DESCRIPTION OF THE TASK
Each line from the one with "Decode this image" through the final line of the entries below must be printed exactly, and the pictures must not be.
::::
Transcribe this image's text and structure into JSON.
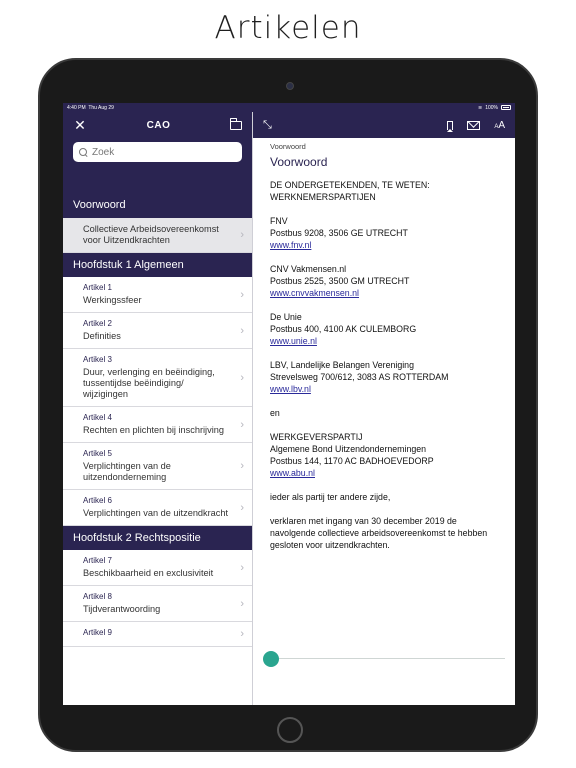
{
  "promo": {
    "title": "Artikelen"
  },
  "status": {
    "time": "4:40 PM",
    "date": "Thu Aug 29",
    "battery": "100%"
  },
  "sidebar": {
    "title": "CAO",
    "search_placeholder": "Zoek",
    "sections": [
      {
        "title": "Voorwoord",
        "items": [
          {
            "article": "",
            "label": "Collectieve Arbeidsovereenkomst voor Uitzendkrachten",
            "selected": true
          }
        ]
      },
      {
        "title": "Hoofdstuk 1 Algemeen",
        "items": [
          {
            "article": "Artikel 1",
            "label": "Werkingssfeer"
          },
          {
            "article": "Artikel 2",
            "label": "Definities"
          },
          {
            "article": "Artikel 3",
            "label": "Duur, verlenging en beëindiging, tussentijdse beëindiging/ wijzigingen"
          },
          {
            "article": "Artikel 4",
            "label": "Rechten en plichten bij inschrijving"
          },
          {
            "article": "Artikel 5",
            "label": "Verplichtingen van de uitzendonderneming"
          },
          {
            "article": "Artikel 6",
            "label": "Verplichtingen van de uitzendkracht"
          }
        ]
      },
      {
        "title": "Hoofdstuk 2 Rechtspositie",
        "items": [
          {
            "article": "Artikel 7",
            "label": "Beschikbaarheid en exclusiviteit"
          },
          {
            "article": "Artikel 8",
            "label": "Tijdverantwoording"
          },
          {
            "article": "Artikel 9",
            "label": ""
          }
        ]
      }
    ]
  },
  "content": {
    "breadcrumb": "Voorwoord",
    "title": "Voorwoord",
    "paragraphs": [
      {
        "lines": [
          "DE ONDERGETEKENDEN, TE WETEN:",
          "WERKNEMERSPARTIJEN"
        ]
      },
      {
        "lines": [
          "FNV",
          "Postbus 9208, 3506 GE UTRECHT"
        ],
        "link": "www.fnv.nl"
      },
      {
        "lines": [
          "CNV Vakmensen.nl",
          "Postbus 2525, 3500 GM UTRECHT"
        ],
        "link": "www.cnvvakmensen.nl"
      },
      {
        "lines": [
          "De Unie",
          "Postbus 400, 4100 AK CULEMBORG"
        ],
        "link": "www.unie.nl"
      },
      {
        "lines": [
          "LBV, Landelijke Belangen Vereniging",
          "Strevelsweg 700/612, 3083 AS ROTTERDAM"
        ],
        "link": "www.lbv.nl"
      },
      {
        "lines": [
          "en"
        ]
      },
      {
        "lines": [
          "WERKGEVERSPARTIJ",
          "Algemene Bond Uitzendondernemingen",
          "Postbus 144, 1170 AC BADHOEVEDORP"
        ],
        "link": "www.abu.nl"
      },
      {
        "lines": [
          "ieder als partij ter andere zijde,"
        ]
      },
      {
        "lines": [
          "verklaren met ingang van 30 december 2019 de navolgende collectieve arbeidsovereenkomst te hebben gesloten voor uitzendkrachten."
        ]
      }
    ],
    "font_icon": {
      "small": "A",
      "large": "A"
    },
    "slider_value": 0
  },
  "colors": {
    "brand": "#2a2451",
    "accent": "#2aa58f",
    "link": "#2a2a9a"
  },
  "icons": {
    "close": "close-icon",
    "folder": "folder-icon",
    "expand": "expand-icon",
    "bookmark": "bookmark-icon",
    "mail": "mail-icon",
    "font_size": "font-size-icon",
    "search": "search-icon",
    "chevron": "chevron-right-icon"
  }
}
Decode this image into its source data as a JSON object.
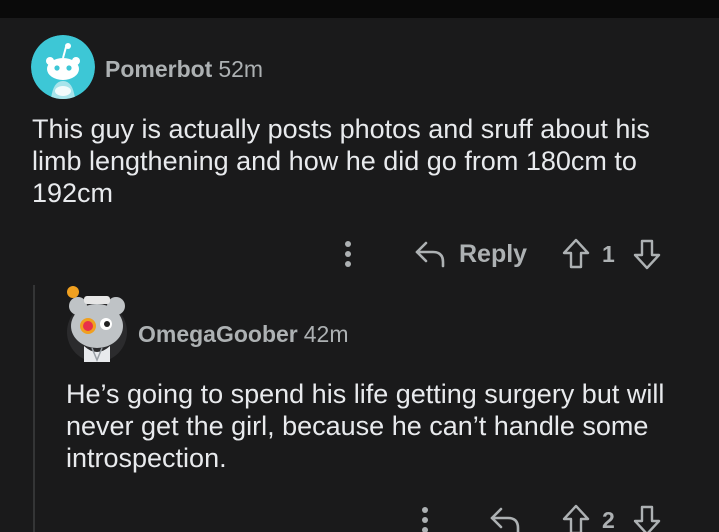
{
  "comments": [
    {
      "author": "Pomerbot",
      "time": "52m",
      "body": "This guy is actually posts photos and sruff about his limb lengthening and how he did go from 180cm to 192cm",
      "actions": {
        "more_icon": "more-vertical-icon",
        "reply_label": "Reply",
        "upvote_icon": "upvote-arrow-icon",
        "vote_count": "1",
        "downvote_icon": "downvote-arrow-icon"
      },
      "avatar_color": "#3dc7d6"
    },
    {
      "author": "OmegaGoober",
      "time": "42m",
      "body": "He’s going to spend his life getting surgery but will never get the girl, because he can’t handle some introspection.",
      "actions": {
        "more_icon": "more-vertical-icon",
        "reply_icon": "reply-arrow-icon",
        "upvote_icon": "upvote-arrow-icon",
        "vote_count": "2",
        "downvote_icon": "downvote-arrow-icon"
      },
      "avatar_color": "#bfc3c6"
    }
  ],
  "colors": {
    "background": "#1a1a1b",
    "text_primary": "#e8eaed",
    "text_secondary": "#adb1b3",
    "thread_line": "#343536"
  }
}
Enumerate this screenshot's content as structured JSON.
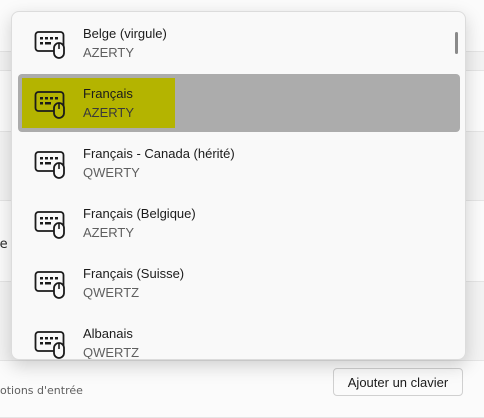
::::
PROBLEM SOLUTION
Decode this image into its source data as a JSON object.
{
  "comments": [
    {
      "author": "Pomerbot",
      "time": "52m",
      "body": "This guy is actually posts photos and sruff about his limb lengthening and how he did go from 180cm to 192cm",
      "actions": {
        "more_icon": "more-vertical-icon",
        "reply_label": "Reply",
        "upvote_icon": "upvote-arrow-icon",
        "vote_count": "1",
        "downvote_icon": "downvote-arrow-icon"
      },
      "avatar_color": "#3dc7d6"
    },
    {
      "author": "OmegaGoober",
      "time": "42m",
      "body": "He’s going to spend his life getting surgery but will never get the girl, because he can’t handle some introspection.",
      "actions": {
        "more_icon": "more-vertical-icon",
        "reply_icon": "reply-arrow-icon",
        "upvote_icon": "upvote-arrow-icon",
        "vote_count": "2",
        "downvote_icon": "downvote-arrow-icon"
      },
      "avatar_color": "#bfc3c6"
    }
  ],
  "colors": {
    "background": "#1a1a1b",
    "text_primary": "#e8eaed",
    "text_secondary": "#adb1b3",
    "thread_line": "#343536"
  }
}
Enumerate this screenshot's content as structured JSON.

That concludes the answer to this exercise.